* What this task involves *
For the listing below, give the count of lines containing "icon", and no other text.

* Exercise materials *
********************
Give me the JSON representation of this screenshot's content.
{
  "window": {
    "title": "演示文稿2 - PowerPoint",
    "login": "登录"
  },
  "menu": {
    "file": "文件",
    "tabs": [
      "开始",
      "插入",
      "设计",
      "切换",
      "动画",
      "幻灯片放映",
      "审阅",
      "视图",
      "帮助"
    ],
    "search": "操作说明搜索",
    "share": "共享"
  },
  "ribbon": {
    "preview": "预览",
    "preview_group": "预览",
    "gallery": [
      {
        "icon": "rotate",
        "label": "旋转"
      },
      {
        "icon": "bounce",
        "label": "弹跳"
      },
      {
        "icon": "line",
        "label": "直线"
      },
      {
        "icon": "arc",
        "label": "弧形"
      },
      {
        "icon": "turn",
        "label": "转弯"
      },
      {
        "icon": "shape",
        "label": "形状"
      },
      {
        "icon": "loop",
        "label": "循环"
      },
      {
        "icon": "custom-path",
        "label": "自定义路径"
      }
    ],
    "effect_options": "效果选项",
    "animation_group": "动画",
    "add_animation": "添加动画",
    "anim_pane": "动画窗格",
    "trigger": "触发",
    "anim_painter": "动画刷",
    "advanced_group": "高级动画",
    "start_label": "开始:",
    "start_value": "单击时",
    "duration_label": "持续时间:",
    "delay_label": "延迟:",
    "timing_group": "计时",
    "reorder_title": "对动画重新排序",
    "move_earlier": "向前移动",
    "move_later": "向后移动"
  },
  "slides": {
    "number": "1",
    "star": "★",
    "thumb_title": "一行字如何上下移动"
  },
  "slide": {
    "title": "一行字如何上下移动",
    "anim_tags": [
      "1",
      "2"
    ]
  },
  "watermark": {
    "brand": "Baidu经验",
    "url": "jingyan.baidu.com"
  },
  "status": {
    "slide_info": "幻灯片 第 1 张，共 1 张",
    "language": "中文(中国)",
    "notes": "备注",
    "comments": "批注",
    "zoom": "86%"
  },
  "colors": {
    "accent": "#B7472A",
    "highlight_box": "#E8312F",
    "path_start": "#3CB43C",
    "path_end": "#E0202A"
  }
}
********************
* Completed task *
8